Some parts of the web services stack fly in the face of reasonability because they ignore the fundamental requirements of doing business. I'll throw out some flamebait: <bait>Automated service discovery and trust are an example of technical dreams and business realities at odds.</bait> <bait>Distributed two-phase commit will not work.</bait>
> "Soap + WSDL may be the Hot New Thing, but it doesn't really
> let you do anything you couldn't do before using other
> technologies -- if you had a reason to."
And I could build a computer from vaccum tubes and program it by flipping switches with my nose. Progress comes from layering and composition of ideas and techniques over time.

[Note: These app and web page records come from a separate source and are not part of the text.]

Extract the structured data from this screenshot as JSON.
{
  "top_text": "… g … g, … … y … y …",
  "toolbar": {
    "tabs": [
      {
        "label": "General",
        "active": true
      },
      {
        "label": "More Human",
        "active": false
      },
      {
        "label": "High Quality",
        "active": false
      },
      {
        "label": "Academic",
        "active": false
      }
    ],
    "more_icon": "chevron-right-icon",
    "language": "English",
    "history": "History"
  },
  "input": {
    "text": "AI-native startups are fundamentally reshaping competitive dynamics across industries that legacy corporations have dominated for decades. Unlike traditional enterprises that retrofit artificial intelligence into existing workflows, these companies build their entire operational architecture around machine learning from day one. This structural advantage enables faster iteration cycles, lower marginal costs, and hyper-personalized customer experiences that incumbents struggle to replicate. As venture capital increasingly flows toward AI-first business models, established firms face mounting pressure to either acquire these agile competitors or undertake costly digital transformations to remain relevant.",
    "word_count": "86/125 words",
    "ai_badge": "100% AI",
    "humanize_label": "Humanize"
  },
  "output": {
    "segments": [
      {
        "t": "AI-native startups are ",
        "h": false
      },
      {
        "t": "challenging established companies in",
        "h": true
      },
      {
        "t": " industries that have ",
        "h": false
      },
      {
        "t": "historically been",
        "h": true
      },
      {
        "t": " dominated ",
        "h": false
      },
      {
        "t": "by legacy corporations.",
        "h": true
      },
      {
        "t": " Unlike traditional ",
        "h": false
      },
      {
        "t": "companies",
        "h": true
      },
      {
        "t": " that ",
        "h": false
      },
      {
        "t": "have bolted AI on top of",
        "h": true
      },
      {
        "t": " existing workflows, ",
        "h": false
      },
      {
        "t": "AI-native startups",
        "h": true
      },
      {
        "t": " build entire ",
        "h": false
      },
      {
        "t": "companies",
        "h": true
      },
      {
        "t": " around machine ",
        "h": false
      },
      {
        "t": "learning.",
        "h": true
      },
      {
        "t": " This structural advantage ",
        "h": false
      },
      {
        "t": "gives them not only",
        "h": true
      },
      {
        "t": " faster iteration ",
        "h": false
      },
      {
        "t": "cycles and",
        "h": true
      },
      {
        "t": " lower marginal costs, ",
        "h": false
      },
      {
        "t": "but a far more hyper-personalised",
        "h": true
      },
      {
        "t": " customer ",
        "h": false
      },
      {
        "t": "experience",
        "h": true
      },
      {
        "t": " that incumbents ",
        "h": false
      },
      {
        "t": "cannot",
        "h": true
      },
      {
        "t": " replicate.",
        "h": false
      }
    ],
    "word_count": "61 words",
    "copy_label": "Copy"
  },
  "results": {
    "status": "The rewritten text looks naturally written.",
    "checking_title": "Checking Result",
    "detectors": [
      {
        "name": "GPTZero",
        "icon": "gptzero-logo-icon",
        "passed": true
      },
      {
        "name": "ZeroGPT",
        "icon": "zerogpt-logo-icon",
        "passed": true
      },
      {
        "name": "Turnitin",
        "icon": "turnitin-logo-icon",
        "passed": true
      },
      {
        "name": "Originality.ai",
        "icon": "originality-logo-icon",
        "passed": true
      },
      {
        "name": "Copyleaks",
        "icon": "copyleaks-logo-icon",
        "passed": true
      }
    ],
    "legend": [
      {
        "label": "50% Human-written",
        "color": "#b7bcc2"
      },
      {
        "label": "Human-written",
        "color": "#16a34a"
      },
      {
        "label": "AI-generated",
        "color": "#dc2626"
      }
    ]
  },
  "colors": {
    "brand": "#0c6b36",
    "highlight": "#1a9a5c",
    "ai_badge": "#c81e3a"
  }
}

SOAP/WSDL is not the incremental advance that could represent a discontinous change in software development. Service-oriented architecture and service-oriented thinking is.
SOAP/WSDL is not nearly enough -- those two specifications are merely the hypothesis on which a promising implementation of service-oriented concepts is predicated. We could predicate it on something else, but XML/SOAP/WSDL is O(n) as good as anything else and already has a good level of support. (In fact, I claim that the real problems are *independent of the protocol* up to sufficiency of representation, so there is zero value to bickering about it.)
We're at the point in the problem-solving lifecycle where we sit in a cafe with our collaborators to discuss ideas and counterexamples (REST, BPEL, BTP, WSCI, BPML, WS-S, WS-T, WS-C...) and hit the library to make sure that we're doing new work (CORBA, DCOM, EDI, mainframe-era TP, non-ACID transaction management ideas from the 1990's...).
So, feel free to point out that simplifying assumptions are vacuous but realize (1) that is the nature of an assumption and (2) the people with their eye on the big picture are well aware that there is a lot of work to do.